What you produce should match the records exactly, line for line.

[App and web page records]
=======
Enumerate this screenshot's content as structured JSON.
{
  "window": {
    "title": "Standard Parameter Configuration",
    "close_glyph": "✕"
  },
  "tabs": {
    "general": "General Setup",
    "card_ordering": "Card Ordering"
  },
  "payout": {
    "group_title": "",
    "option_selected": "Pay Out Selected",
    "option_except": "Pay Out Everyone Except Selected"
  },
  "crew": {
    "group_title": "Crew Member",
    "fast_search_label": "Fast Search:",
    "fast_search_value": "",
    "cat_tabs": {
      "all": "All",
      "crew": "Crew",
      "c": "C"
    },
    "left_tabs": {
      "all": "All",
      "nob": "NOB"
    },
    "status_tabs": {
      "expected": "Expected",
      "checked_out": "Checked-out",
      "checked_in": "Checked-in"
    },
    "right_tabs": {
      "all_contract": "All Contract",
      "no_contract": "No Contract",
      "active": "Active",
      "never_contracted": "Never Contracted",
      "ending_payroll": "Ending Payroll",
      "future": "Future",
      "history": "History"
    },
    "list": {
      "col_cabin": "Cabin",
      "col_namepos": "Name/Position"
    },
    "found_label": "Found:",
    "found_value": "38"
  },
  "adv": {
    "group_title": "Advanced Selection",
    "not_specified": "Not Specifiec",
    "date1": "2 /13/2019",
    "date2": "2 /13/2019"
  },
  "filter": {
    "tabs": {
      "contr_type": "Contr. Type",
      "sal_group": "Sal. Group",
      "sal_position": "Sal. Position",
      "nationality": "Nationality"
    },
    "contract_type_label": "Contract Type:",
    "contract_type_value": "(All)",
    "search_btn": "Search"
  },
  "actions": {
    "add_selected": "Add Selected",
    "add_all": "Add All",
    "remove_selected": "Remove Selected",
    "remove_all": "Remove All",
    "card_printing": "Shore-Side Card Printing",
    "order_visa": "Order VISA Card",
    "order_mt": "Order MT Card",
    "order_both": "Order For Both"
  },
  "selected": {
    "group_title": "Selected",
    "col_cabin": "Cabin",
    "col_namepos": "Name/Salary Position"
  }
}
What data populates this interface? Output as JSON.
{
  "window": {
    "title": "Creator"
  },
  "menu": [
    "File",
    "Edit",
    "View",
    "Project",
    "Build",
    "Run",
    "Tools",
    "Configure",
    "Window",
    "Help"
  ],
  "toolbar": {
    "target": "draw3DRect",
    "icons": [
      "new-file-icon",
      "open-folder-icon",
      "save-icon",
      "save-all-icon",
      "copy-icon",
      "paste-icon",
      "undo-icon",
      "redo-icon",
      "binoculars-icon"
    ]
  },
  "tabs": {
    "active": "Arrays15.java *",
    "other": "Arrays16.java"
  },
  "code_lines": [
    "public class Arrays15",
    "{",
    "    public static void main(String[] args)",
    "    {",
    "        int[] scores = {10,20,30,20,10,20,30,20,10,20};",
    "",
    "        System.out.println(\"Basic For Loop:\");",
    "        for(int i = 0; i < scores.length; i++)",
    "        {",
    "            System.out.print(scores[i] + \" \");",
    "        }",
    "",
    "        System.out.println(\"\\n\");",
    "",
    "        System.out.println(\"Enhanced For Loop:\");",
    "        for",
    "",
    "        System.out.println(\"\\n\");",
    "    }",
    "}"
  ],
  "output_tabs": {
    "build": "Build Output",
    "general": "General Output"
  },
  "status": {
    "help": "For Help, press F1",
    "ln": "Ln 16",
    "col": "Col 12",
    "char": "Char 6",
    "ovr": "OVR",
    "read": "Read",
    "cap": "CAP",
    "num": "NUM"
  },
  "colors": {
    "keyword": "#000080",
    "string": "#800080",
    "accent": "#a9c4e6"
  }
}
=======
Task result:
Enumerate this screenshot's content as structured JSON.
{
  "window": {
    "title": "Standard Parameter Configuration",
    "close_glyph": "✕"
  },
  "tabs": {
    "general": "General Setup",
    "card_ordering": "Card Ordering"
  },
  "payout": {
    "group_title": "",
    "option_selected": "Pay Out Selected",
    "option_except": "Pay Out Everyone Except Selected"
  },
  "crew": {
    "group_title": "Crew Member",
    "fast_search_label": "Fast Search:",
    "fast_search_value": "",
    "cat_tabs": {
      "all": "All",
      "crew": "Crew",
      "c": "C"
    },
    "left_tabs": {
      "all": "All",
      "nob": "NOB"
    },
    "status_tabs": {
      "expected": "Expected",
      "checked_out": "Checked-out",
      "checked_in": "Checked-in"
    },
    "right_tabs": {
      "all_contract": "All Contract",
      "no_contract": "No Contract",
      "active": "Active",
      "never_contracted": "Never Contracted",
      "ending_payroll": "Ending Payroll",
      "future": "Future",
      "history": "History"
    },
    "list": {
      "col_cabin": "Cabin",
      "col_namepos": "Name/Position"
    },
    "found_label": "Found:",
    "found_value": "38"
  },
  "adv": {
    "group_title": "Advanced Selection",
    "not_specified": "Not Specifiec",
    "date1": "2 /13/2019",
    "date2": "2 /13/2019"
  },
  "filter": {
    "tabs": {
      "contr_type": "Contr. Type",
      "sal_group": "Sal. Group",
      "sal_position": "Sal. Position",
      "nationality": "Nationality"
    },
    "contract_type_label": "Contract Type:",
    "contract_type_value": "(All)",
    "search_btn": "Search"
  },
  "actions": {
    "add_selected": "Add Selected",
    "add_all": "Add All",
    "remove_selected": "Remove Selected",
    "remove_all": "Remove All",
    "card_printing": "Shore-Side Card Printing",
    "order_visa": "Order VISA Card",
    "order_mt": "Order MT Card",
    "order_both": "Order For Both"
  },
  "selected": {
    "group_title": "Selected",
    "col_cabin": "Cabin",
    "col_namepos": "Name/Salary Position"
  }
}
What data populates this interface? Output as JSON.
{
  "window": {
    "title": "Creator"
  },
  "menu": [
    "File",
    "Edit",
    "View",
    "Project",
    "Build",
    "Run",
    "Tools",
    "Configure",
    "Window",
    "Help"
  ],
  "toolbar": {
    "target": "draw3DRect",
    "icons": [
      "new-file-icon",
      "open-folder-icon",
      "save-icon",
      "save-all-icon",
      "copy-icon",
      "paste-icon",
      "undo-icon",
      "redo-icon",
      "binoculars-icon"
    ]
  },
  "tabs": {
    "active": "Arrays15.java *",
    "other": "Arrays16.java"
  },
  "code_lines": [
    "public class Arrays15",
    "{",
    "    public static void main(String[] args)",
    "    {",
    "        int[] scores = {10,20,30,20,10,20,30,20,10,20};",
    "",
    "        System.out.println(\"Basic For Loop:\");",
    "        for(int i = 0; i < scores.length; i++)",
    "        {",
    "            System.out.print(scores[i] + \" \");",
    "        }",
    "",
    "        System.out.println(\"\\n\");",
    "",
    "        System.out.println(\"Enhanced For Loop:\");",
    "        for",
    "",
    "        System.out.println(\"\\n\");",
    "    }",
    "}"
  ],
  "output_tabs": {
    "build": "Build Output",
    "general": "General Output"
  },
  "status": {
    "help": "For Help, press F1",
    "ln": "Ln 16",
    "col": "Col 12",
    "char": "Char 6",
    "ovr": "OVR",
    "read": "Read",
    "cap": "CAP",
    "num": "NUM"
  },
  "colors": {
    "keyword": "#000080",
    "string": "#800080",
    "accent": "#a9c4e6"
  }
}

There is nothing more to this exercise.